A decision by a panel of the 8th Circuit Court of Appeals may mean changes are coming for employers accused of tolerating racial bias. Two of three judges on the panel concluded that an employer wasn’t liable for a series of co-worker comments that were arguably racist.
The case originated in Minnesota, and the 8th Circuit has jurisdiction over Minnesota employers.
Recent case: Shelia Smith, who is black, worked in the emergency room of Fairview Ridges Hospital. She was written up several times for. Ultimately, she quit.
Then she sued, alleging she had been disciplined in retaliation for complaining about racial hostility at work.
Smith cited incidents both overt and subtle. She said co-workers had compared her to the Buckwheat character from the 1920s and ’30s “Our Gang” films, which—while mainstream at the time—seems bigoted today. She alleged a co-worker told her to return to the “ghetto” from which she came. In another incident, a co-worker showed her a web site that featured a joke about how to stop a group of black men from raping a white woman: by tossing them a basketball.
Two of the three judges concluded that Smith had no case because the incidents were not severe enough to create a racially hostile work environment.
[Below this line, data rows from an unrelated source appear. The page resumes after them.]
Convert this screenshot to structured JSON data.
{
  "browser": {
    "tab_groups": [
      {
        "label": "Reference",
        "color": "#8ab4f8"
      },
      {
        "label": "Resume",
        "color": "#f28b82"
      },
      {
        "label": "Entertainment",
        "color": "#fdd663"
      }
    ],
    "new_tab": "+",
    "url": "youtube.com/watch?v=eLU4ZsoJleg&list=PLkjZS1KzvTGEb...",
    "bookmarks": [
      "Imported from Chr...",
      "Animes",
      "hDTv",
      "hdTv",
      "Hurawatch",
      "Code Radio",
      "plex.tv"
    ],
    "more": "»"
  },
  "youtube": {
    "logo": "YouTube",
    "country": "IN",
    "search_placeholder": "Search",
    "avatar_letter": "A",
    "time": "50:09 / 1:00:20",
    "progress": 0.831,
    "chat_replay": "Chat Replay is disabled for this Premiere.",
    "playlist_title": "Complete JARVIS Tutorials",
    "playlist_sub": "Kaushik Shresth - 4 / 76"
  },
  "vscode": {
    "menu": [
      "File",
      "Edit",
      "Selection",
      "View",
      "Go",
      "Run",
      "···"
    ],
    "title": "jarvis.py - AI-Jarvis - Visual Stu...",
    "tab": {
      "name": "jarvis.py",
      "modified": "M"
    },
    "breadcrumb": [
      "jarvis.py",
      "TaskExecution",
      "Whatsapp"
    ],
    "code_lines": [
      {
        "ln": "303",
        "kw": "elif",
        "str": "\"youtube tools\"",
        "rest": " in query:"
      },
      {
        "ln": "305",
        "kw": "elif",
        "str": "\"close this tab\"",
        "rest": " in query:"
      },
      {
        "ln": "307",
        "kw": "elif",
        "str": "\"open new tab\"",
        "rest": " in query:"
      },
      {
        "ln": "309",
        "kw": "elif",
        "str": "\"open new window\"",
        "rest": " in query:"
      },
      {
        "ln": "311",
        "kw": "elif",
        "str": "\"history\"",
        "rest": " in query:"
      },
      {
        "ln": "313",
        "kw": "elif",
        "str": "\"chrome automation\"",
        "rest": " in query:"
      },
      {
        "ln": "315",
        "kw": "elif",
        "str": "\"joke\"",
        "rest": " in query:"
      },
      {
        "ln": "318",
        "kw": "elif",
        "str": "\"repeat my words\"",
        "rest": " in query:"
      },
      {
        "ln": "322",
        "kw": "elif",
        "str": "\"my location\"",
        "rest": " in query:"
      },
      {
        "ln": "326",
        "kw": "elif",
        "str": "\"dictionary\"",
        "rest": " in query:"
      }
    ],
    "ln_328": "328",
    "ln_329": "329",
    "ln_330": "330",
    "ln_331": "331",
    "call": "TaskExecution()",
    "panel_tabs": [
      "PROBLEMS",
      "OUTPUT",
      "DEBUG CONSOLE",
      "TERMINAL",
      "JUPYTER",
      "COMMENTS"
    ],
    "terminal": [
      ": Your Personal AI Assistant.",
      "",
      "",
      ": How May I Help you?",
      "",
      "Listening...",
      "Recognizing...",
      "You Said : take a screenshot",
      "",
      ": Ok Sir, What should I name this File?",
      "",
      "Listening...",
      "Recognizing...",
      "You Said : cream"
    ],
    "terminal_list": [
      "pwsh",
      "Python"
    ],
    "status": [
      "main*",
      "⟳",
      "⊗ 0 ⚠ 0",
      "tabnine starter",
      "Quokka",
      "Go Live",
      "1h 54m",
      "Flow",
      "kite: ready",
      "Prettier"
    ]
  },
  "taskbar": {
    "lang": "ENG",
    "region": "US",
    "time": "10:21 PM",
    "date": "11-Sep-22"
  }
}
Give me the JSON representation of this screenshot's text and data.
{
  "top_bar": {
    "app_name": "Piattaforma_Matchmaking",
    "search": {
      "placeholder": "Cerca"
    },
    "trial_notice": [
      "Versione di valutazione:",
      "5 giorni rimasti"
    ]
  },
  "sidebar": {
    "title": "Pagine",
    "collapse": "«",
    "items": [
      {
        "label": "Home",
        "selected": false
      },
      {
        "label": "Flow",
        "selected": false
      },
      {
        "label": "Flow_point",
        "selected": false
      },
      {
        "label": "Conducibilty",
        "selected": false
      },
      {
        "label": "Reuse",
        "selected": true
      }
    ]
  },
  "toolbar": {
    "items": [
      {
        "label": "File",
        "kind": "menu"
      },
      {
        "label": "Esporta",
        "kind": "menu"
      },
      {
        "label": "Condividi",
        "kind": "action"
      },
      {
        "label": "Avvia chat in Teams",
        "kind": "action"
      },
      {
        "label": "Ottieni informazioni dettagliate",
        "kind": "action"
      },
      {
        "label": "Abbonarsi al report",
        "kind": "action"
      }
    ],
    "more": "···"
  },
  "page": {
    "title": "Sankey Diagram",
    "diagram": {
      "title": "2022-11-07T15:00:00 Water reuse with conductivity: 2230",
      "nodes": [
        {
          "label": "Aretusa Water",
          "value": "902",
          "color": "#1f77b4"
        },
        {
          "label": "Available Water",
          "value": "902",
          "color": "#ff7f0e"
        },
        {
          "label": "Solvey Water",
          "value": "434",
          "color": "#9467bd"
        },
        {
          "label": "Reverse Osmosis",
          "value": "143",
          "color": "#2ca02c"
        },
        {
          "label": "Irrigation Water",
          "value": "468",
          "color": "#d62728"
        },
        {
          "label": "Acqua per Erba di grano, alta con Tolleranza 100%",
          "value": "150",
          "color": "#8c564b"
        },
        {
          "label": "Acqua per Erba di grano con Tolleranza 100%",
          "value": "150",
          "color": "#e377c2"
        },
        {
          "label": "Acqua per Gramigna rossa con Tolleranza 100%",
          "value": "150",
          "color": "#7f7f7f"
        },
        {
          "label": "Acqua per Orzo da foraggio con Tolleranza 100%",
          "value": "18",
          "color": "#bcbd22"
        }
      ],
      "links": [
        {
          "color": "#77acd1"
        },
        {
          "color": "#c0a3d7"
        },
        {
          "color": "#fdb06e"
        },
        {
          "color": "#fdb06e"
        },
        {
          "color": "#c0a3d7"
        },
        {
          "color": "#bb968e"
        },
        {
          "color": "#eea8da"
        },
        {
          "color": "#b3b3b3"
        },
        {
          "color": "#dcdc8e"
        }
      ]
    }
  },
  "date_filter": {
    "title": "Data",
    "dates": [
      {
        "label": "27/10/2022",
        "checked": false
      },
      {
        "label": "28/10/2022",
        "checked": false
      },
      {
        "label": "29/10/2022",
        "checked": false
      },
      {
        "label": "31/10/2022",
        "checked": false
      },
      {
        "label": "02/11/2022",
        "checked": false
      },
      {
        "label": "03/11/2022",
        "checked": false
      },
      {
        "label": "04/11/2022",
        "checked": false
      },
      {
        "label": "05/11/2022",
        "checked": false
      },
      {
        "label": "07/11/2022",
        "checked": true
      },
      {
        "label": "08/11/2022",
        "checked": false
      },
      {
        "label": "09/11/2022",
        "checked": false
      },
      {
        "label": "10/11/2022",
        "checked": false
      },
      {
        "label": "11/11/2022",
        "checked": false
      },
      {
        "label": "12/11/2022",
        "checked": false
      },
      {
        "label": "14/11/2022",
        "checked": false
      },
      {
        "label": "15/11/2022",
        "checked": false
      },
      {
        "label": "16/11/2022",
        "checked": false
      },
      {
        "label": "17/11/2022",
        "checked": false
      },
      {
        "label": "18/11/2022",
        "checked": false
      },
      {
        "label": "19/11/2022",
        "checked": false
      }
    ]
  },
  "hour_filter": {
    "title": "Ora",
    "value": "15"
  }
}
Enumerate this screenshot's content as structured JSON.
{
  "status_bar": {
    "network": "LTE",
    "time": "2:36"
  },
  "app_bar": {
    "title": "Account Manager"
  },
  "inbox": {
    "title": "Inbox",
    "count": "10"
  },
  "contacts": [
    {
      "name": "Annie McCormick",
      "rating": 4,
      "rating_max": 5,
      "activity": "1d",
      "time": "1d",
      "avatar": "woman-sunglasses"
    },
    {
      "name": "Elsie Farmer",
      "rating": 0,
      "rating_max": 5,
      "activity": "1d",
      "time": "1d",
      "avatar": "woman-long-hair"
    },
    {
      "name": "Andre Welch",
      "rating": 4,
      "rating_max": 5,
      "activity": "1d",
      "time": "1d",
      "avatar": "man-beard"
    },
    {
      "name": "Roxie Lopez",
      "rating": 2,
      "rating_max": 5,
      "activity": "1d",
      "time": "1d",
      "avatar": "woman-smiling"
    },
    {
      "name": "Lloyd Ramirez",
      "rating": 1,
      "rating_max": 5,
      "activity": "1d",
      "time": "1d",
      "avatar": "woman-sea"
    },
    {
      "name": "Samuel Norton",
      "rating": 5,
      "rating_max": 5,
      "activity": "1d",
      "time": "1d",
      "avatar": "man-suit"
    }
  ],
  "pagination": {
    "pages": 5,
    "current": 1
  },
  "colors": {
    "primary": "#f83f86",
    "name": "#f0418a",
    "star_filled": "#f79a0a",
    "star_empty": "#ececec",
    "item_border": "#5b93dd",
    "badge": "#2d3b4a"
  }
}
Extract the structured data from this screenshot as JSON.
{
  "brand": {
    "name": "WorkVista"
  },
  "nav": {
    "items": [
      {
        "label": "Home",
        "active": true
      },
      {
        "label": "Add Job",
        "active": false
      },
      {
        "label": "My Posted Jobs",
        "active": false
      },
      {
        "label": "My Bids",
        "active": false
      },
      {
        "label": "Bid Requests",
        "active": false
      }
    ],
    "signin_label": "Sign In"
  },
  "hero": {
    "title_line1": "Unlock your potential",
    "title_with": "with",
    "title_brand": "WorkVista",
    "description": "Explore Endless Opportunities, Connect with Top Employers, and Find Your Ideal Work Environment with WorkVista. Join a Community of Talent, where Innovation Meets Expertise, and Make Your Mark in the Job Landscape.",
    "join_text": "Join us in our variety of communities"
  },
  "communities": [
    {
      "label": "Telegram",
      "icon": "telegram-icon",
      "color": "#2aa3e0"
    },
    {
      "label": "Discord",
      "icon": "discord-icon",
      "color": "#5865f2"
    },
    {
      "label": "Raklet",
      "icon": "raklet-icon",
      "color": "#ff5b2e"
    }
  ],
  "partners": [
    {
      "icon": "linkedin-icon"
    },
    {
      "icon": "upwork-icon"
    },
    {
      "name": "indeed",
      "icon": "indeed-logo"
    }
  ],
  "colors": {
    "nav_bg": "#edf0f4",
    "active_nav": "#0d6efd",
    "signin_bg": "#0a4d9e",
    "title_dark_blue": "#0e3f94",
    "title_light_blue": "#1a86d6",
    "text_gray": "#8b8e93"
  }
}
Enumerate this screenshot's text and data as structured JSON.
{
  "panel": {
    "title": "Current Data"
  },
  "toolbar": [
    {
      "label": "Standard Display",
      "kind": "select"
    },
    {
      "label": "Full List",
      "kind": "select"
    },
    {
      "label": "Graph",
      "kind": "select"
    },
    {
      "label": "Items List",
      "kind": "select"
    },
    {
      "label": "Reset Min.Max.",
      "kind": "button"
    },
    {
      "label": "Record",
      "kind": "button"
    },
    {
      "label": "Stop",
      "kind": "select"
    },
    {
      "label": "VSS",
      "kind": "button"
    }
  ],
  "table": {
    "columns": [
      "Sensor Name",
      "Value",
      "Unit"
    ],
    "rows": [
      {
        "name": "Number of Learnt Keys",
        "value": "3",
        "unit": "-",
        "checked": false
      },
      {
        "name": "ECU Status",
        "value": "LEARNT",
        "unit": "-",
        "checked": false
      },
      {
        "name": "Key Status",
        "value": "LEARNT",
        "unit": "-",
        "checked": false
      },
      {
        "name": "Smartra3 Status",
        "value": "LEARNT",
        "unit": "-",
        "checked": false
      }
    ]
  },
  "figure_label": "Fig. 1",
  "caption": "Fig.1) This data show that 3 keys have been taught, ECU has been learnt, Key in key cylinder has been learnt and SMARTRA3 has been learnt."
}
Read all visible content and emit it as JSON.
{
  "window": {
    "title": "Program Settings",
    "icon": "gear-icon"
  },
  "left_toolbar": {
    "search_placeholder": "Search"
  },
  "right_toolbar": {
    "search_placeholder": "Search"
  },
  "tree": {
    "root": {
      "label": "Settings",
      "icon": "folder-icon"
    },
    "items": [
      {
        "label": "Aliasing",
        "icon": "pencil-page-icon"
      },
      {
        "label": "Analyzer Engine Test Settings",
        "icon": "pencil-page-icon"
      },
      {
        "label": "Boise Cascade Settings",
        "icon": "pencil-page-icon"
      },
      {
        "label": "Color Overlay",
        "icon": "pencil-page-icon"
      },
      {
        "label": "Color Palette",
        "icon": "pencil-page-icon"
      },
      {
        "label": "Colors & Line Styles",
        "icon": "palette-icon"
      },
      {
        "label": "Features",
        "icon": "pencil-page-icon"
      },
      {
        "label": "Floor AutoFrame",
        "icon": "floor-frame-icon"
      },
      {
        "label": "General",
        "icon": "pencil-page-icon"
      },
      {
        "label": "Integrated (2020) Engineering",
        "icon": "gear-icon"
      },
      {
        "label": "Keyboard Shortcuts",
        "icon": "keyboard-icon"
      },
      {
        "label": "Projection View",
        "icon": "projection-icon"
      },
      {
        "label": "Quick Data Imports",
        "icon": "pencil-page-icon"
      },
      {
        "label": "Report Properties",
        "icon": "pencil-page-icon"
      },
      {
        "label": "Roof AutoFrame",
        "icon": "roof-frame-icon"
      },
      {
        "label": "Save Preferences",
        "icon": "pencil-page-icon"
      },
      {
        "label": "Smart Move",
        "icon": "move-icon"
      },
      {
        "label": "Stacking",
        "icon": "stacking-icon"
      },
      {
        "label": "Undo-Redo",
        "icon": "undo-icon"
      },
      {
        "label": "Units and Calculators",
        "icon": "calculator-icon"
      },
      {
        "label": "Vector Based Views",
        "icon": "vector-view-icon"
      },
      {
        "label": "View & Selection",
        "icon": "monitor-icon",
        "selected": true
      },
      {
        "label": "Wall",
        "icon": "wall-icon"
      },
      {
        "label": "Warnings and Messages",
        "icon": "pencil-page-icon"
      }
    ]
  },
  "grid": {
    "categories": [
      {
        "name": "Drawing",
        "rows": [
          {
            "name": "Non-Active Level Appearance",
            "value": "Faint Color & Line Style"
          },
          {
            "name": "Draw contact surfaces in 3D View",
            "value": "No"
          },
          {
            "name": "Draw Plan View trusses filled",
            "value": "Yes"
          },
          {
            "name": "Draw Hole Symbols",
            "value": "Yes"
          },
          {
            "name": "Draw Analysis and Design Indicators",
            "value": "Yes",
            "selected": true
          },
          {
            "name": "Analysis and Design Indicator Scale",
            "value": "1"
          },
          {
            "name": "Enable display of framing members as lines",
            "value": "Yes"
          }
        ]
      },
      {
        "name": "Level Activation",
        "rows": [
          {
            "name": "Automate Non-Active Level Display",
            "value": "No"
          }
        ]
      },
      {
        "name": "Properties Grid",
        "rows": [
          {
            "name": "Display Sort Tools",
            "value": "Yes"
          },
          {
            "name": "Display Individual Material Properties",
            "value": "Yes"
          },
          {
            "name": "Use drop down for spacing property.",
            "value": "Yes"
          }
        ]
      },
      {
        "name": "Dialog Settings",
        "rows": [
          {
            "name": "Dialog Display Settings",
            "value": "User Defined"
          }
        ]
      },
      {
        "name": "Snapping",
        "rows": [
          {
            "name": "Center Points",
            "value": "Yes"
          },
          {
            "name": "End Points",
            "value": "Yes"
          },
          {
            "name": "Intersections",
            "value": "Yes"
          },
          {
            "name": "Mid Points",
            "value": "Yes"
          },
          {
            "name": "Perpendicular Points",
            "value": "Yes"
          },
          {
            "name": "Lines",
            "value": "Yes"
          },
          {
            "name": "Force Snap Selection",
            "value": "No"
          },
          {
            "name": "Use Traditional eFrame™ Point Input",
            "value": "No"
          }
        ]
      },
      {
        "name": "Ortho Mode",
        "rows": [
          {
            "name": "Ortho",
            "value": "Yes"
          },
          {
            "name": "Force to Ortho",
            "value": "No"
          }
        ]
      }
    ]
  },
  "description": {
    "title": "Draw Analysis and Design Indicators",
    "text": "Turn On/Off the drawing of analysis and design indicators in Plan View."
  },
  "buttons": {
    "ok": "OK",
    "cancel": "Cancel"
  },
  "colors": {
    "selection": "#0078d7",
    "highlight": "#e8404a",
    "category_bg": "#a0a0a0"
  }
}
The dissenting judge disagreed, setting up a potential appeal to the full 8th Circuit Court of Appeals and possibly the Supreme Court. (Smith v. Fairview Ridges Hospital, No. 08-1924, 8th Cir., 2010)
Final note: The dissenting judge is the same one who dissented in the sexual harassment case Smith v. HyVee, No. 09-2631, 8th Cir., 2010. While it may seem from these cases that employers don’t have anything to worry about when co-workers behave poorly, that may not prove true if these cases are appealed further.
- Beware ill-chosen words, which--all by themselves--can sometimes launch lawsuits
- Employees who don't meet whistle-blower law requirements still have legal protection
- Mere 'cold shoulder' doesn't a hostile environment make
- It's a man's world? Be ready to 'man up' in court
- Keep age out of mix when deciding who gets education benefits